Ariel’s concrete conservation efforts made him begin noticing the failings of the state-run environmental organizations. “The Cuban Ministry of Science, Technology, and Environment does not really function,” said his sister Omara in an interview with VOC. “We denounced the lack of attention on the part of these authorities that ought to fight for ecological values, but don’t. From that point on, we and our land began to attract public attention… For example, with reference to the illegal hunting of hutias, one day he discovered 83 illegal traps on the property. He gathered all the traps and brought them to the authorities and they did nothing. That’s his activism. He turned them over to the authorities, and they did nothing. And so he questioned their authority.”
At this point, Ariel began to experience police harassment relating to his rural land: “They tried other legal strategies, like accusing him of pruning trees without permission. But it wasn’t true and they couldn’t prove it, because Ariel had the documentation. When they tried to send him to prison he produced the documents. At this point Ariel began to be identified by the authorities as someone who would fight back.”
On May 3, two officials arrived on Ariel’s land. “They were trying to provoke him,” says Omara. “They clearly had a mission.” When Ariel demanded that they prove who they were, they arrested him on the grounds that he had committed “contempt” by calling them “rural guards,” a term once used to refer to tyrannical Batista-era officials. Ariel was sentenced to two years in prison, but after two months, he was released on “extrapenal license” after going on a hunger strike. Now, like so many Cuban activists, the government is keeping him in a legal twilight state.
When asked if her brother is an “activist,” Omara demurs: “I don’t know: He works alone, and what he does stems from his commitment to his profession.” “We come from a family that was always interested in nature and biology,” she says.

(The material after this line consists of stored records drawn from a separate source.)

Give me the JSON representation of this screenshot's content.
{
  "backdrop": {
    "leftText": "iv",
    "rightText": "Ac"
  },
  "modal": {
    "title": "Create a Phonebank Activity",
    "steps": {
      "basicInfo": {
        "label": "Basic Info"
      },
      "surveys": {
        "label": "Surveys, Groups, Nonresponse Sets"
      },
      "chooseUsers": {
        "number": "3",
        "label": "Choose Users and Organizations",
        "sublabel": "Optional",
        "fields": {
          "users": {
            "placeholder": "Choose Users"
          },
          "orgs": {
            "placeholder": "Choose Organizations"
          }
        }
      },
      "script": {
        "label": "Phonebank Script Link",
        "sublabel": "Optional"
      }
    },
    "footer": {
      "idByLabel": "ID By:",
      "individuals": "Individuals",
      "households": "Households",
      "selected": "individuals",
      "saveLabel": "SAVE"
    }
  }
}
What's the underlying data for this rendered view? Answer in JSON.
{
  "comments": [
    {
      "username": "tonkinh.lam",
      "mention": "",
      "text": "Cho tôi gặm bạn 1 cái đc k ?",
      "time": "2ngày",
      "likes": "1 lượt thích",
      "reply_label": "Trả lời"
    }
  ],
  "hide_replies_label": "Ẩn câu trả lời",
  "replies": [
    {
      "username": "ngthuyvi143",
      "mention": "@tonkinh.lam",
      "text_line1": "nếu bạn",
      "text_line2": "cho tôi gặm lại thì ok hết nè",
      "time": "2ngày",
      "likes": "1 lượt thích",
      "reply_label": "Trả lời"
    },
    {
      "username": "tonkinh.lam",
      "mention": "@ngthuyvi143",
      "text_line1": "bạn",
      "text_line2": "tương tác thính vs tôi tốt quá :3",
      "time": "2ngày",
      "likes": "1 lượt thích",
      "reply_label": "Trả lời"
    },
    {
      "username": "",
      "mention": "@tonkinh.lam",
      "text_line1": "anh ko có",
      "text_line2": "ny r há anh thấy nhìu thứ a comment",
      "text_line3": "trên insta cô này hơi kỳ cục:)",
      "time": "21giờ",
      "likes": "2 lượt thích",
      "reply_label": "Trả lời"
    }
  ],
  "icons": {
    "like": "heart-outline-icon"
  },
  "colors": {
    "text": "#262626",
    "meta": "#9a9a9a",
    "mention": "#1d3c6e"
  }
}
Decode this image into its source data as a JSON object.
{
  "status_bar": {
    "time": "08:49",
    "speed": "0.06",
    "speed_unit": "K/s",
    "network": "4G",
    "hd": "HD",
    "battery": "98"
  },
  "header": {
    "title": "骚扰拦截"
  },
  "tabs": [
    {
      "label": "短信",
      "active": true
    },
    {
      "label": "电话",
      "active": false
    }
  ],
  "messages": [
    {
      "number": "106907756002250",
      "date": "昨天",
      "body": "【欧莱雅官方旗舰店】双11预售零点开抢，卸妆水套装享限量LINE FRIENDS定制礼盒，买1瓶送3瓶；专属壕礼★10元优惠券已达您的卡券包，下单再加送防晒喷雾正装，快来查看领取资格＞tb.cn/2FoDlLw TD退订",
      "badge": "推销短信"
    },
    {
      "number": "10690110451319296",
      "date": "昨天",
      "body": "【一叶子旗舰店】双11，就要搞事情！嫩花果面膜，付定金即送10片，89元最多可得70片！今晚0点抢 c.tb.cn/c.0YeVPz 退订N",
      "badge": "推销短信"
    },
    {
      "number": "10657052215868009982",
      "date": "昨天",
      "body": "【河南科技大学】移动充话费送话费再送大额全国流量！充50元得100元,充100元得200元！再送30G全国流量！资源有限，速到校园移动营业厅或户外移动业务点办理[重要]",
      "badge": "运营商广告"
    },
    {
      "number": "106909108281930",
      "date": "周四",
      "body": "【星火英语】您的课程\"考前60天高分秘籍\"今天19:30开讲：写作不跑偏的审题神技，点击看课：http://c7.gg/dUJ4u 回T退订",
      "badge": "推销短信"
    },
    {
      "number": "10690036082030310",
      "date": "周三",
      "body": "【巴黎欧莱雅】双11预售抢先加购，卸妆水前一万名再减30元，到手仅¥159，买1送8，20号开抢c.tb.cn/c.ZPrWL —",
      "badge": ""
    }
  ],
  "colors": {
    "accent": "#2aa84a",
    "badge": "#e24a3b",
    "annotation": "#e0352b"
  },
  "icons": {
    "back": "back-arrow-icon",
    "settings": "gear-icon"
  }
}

Ariel and Omara’s mother is a biology professor, and their uncle was a botanist who founded the botanical garden in Pinar del Río province. Both at the University of Havana and in this summer’s
Environmental advocacy would seem to be an apolitical form of civic activity—but, as Omara says, “the authorities don’t see it that way.” “By taking part in environmental activism, you are putting the spotlight on the official environmental institutions. You are confronting the people who ought to be working for the environment but aren’t doing so—namely, a government institution.”
Cuba suffers from a variety of environmental issues, including the pollution of surface waters and bays, soil degradation, especially because of mining, and erosion. Many of these problems stem from the gigantism, central planning, and inefficiency of its Soviet-style economy.
The two problems Omara sees as most pressing are pollution and overfishing. “The industries keep on dumping their waste into the rivers without any kind of serious scrutiny because the government allows it. For example, Suchel Camacho, a Spanish-Cuban chemical company that manufactures detergent and cosmetics, dumps its waste directly into the Cojímar river… The Nico López refinery in Havana, which technologically dates back to the 1950s, dumps all its petroleum waste into Havana Bay. The smell of petroleum is suffocating. You can’t even sit on the Malecón sometimes. Antillana de Acero, the steelmaking firm, uses machinery that was inaugurated in 1959… Moa Nickel pollutes so badly that it killed all the coral in the Bay of Nipe, which is completely contaminated. The Bay of Cienfuegos is completely contaminated.” Overfishing and overharvesting, meanwhile, are causing extinctions: “The fishing resources of Cuba have collapsed. Cuba is an island, but in Cuba there are no longer fish.”
Up until this point, citizen environmental activism in Cuba has been of limited scope. The communist government quashes or co-opts most civil society organizations. Still, there are signs of hope. One group called Guardabosques, led by Isbel Díaz Torres, who holds a degree in biology from the University of Havana, has achieved some success on a local level and has a well-established media platform. Others, like Ariel Ruiz Urquiola, pursue what they believe in on an individual level.
But the environmental theme has started to reach even “apolitical” Cubans. According to Omara, “There are lots of people who aren’t interested in politics, but have paid attention to the project. So because of that, they’ve joined in the campaign to help Ariel. It goes beyond politics… My mother and I feel a strong sense of identification with what he’s doing. Other friends too… We feel invested in the project because we care about the natural world in Cuba. We’re not even talking about political positions; we’re talking about the natural world.”